• What you should do:
Give back the records in their entirety, exactly.

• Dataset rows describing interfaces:
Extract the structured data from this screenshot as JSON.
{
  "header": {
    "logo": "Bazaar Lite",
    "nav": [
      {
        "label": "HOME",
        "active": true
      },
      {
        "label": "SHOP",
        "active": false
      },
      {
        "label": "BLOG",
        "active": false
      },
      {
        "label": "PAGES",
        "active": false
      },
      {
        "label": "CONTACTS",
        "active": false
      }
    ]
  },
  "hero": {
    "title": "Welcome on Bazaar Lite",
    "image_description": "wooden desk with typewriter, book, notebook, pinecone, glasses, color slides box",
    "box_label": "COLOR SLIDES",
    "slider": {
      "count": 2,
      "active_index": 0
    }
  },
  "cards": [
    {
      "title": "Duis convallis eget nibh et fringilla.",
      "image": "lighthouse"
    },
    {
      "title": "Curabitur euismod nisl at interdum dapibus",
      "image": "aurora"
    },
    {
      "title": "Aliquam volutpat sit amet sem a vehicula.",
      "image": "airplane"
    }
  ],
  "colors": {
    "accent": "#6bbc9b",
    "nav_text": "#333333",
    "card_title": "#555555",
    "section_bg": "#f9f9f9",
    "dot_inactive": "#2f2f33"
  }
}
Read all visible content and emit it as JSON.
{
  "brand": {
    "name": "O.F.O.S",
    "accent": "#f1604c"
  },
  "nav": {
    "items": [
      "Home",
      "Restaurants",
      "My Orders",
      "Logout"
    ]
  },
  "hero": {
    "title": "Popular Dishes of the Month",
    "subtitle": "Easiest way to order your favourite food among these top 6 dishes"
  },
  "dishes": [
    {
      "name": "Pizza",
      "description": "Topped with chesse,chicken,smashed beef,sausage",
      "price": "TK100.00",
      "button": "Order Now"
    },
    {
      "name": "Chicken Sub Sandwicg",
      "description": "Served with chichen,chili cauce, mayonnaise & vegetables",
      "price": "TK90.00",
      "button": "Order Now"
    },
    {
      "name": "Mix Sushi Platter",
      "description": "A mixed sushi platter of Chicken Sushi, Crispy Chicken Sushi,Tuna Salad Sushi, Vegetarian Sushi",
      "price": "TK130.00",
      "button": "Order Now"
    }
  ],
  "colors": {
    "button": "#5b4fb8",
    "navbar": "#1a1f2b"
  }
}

• The completed task:
Extract the structured data from this screenshot as JSON.
{
  "header": {
    "logo": "Bazaar Lite",
    "nav": [
      {
        "label": "HOME",
        "active": true
      },
      {
        "label": "SHOP",
        "active": false
      },
      {
        "label": "BLOG",
        "active": false
      },
      {
        "label": "PAGES",
        "active": false
      },
      {
        "label": "CONTACTS",
        "active": false
      }
    ]
  },
  "hero": {
    "title": "Welcome on Bazaar Lite",
    "image_description": "wooden desk with typewriter, book, notebook, pinecone, glasses, color slides box",
    "box_label": "COLOR SLIDES",
    "slider": {
      "count": 2,
      "active_index": 0
    }
  },
  "cards": [
    {
      "title": "Duis convallis eget nibh et fringilla.",
      "image": "lighthouse"
    },
    {
      "title": "Curabitur euismod nisl at interdum dapibus",
      "image": "aurora"
    },
    {
      "title": "Aliquam volutpat sit amet sem a vehicula.",
      "image": "airplane"
    }
  ],
  "colors": {
    "accent": "#6bbc9b",
    "nav_text": "#333333",
    "card_title": "#555555",
    "section_bg": "#f9f9f9",
    "dot_inactive": "#2f2f33"
  }
}
Read all visible content and emit it as JSON.
{
  "brand": {
    "name": "O.F.O.S",
    "accent": "#f1604c"
  },
  "nav": {
    "items": [
      "Home",
      "Restaurants",
      "My Orders",
      "Logout"
    ]
  },
  "hero": {
    "title": "Popular Dishes of the Month",
    "subtitle": "Easiest way to order your favourite food among these top 6 dishes"
  },
  "dishes": [
    {
      "name": "Pizza",
      "description": "Topped with chesse,chicken,smashed beef,sausage",
      "price": "TK100.00",
      "button": "Order Now"
    },
    {
      "name": "Chicken Sub Sandwicg",
      "description": "Served with chichen,chili cauce, mayonnaise & vegetables",
      "price": "TK90.00",
      "button": "Order Now"
    },
    {
      "name": "Mix Sushi Platter",
      "description": "A mixed sushi platter of Chicken Sushi, Crispy Chicken Sushi,Tuna Salad Sushi, Vegetarian Sushi",
      "price": "TK130.00",
      "button": "Order Now"
    }
  ],
  "colors": {
    "button": "#5b4fb8",
    "navbar": "#1a1f2b"
  }
}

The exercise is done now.